Make a reservation

Time spent waiting for a table can tempt you to visit the bar for pre-dinner cocktails and snacks. Before you know it, you've consumed copious pre-meal calories – and might have even spoiled your appetite.

Watch the liquid calories

A 12-ounce beer or 5-ounce glass of wine contains about 120 to 150 calories; a standard cocktail can contain anywhere from 150 and 500, depending on ingredients. Plus, it’s hard enough to make better food choices under normal circumstances; just think how much harder it is with a few drinks under your belt.

The water pitcher is your friend

There's no better way to quench your thirst – or to help you feel fuller without actually eating anything. It’s all-natural, calorie-free and on-the-house.

Be fluent in menu speak

Some menu items are obviously lower in fat and/or calories. For example, a vegetarian flat-bread pizza makes more sense than the meat-lover's deep-dish variety. Being able to accurately translate descriptive food terms such as “creamy” or “crispy” also is a big help. To brush up on your lingo, check out our Menu Decoder.

Forgo the freebies

Say "no thanks" to the complimentary bread basket or bowl of chips to avoid packing on unnecessary calories.

Break protocol (within reason)

There's no rule that says you have to order an entrée (an appetizer-salad combo might be a lower-calorie approach). Nor is there a rule that requires you to order an item exactly as it's described on the menu. If you want a Cobb salad without the blue cheese or bacon, ask. As long as you're polite, most restaurants will try to accommodate you.

Practice portion control

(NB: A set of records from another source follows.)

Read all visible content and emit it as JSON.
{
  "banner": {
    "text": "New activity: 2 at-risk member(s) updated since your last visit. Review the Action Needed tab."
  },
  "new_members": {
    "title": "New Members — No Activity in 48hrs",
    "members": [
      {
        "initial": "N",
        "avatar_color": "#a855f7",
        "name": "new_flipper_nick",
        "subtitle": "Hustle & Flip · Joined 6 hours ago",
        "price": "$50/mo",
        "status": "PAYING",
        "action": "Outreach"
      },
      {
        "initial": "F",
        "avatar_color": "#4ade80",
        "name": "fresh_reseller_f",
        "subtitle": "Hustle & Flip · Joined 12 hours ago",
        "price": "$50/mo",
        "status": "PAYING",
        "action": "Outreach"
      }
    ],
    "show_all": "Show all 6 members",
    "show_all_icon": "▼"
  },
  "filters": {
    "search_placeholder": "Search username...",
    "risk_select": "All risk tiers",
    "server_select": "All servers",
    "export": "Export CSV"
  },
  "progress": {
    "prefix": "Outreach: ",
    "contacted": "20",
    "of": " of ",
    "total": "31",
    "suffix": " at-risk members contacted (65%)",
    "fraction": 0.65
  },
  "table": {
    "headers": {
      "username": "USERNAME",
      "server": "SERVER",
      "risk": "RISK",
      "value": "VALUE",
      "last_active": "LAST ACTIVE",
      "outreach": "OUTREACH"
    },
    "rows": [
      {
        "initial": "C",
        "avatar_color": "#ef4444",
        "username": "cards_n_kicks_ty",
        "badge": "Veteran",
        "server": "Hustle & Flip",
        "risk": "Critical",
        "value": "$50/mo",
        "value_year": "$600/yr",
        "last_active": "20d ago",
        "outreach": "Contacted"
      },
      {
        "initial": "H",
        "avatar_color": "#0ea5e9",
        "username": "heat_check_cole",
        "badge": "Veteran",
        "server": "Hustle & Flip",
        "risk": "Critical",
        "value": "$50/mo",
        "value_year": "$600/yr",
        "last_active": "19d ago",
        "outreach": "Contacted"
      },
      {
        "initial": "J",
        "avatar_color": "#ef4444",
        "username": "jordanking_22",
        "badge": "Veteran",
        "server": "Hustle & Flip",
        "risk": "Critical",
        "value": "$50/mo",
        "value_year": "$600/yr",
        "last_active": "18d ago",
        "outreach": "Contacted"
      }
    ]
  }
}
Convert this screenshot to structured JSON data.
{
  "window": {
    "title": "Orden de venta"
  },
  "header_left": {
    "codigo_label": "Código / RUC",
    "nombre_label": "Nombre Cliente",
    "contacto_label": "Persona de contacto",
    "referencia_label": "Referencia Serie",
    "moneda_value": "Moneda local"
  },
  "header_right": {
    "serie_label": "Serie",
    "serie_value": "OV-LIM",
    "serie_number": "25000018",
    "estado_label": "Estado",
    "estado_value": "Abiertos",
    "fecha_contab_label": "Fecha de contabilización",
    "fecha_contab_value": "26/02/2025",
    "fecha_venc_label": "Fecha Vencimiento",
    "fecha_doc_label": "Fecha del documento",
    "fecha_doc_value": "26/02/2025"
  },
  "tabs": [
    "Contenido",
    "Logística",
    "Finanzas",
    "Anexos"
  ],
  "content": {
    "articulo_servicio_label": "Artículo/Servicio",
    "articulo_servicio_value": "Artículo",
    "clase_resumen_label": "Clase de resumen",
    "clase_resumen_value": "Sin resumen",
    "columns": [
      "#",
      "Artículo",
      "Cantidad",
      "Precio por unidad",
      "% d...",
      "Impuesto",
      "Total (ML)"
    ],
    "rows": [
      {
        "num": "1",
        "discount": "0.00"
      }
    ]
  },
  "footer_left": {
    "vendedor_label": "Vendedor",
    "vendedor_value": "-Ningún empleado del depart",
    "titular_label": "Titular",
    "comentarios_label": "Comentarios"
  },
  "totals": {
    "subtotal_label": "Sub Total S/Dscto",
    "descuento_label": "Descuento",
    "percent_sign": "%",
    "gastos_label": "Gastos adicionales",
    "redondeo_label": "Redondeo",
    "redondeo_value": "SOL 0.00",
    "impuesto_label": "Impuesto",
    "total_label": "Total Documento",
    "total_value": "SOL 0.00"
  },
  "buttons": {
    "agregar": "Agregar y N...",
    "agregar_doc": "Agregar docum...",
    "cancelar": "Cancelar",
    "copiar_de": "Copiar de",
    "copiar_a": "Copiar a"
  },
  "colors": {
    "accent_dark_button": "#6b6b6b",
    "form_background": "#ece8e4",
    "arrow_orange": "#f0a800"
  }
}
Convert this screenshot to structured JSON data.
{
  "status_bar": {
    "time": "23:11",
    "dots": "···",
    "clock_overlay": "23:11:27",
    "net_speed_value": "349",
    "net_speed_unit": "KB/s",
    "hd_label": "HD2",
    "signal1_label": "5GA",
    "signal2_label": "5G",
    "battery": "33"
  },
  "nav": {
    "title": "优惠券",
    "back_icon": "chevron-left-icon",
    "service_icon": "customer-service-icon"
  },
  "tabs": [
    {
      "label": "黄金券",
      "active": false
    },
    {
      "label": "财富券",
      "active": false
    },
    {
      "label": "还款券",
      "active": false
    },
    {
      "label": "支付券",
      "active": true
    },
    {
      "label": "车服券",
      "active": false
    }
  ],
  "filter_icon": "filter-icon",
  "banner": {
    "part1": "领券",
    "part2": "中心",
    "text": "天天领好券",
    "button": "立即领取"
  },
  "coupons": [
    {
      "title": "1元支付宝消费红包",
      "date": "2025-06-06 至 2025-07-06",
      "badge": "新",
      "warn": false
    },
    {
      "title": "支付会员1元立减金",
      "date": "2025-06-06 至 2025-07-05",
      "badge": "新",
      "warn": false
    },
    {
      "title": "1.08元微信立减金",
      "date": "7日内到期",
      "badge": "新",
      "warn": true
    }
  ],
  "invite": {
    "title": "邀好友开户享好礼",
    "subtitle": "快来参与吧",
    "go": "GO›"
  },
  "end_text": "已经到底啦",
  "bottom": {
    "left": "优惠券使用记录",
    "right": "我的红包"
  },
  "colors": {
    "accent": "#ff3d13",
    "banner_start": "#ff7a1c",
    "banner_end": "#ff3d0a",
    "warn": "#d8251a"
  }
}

Restaurant portions are notoriously huge. When you order an entree, ask for a take-out container, too. Then, when the food arrives, immediately pack away at least half of it so it’s out of sight (and mind). Split a main course. Seriously consider "small plate" options. Does anyone really need a whole dessert to themselves? (The key word here is "need.") Order one dessert for the table, get extra forks or spoons and enjoy one or two satisfying bites.

Order real food for the kids

Dining with kids? What a great opportunity for a teaching moment! Graciously hand the children's menu back to the waiter and help those fledgling foodies assemble a meal from the adult selection of appetizers, side dishes and salads. It's likely to be more nutritious and flavorful than chicken nuggets and hot dogs, and probably not much more expensive.

Slow it down

Take time to connect with your dinner companions, enjoy small bites of food, chew thoroughly and taste every flavor. It may seem counterintuitive, but the more time it takes for you to eat, the less you actually do – and the more you can savor and enjoy the experience. Bon appetit!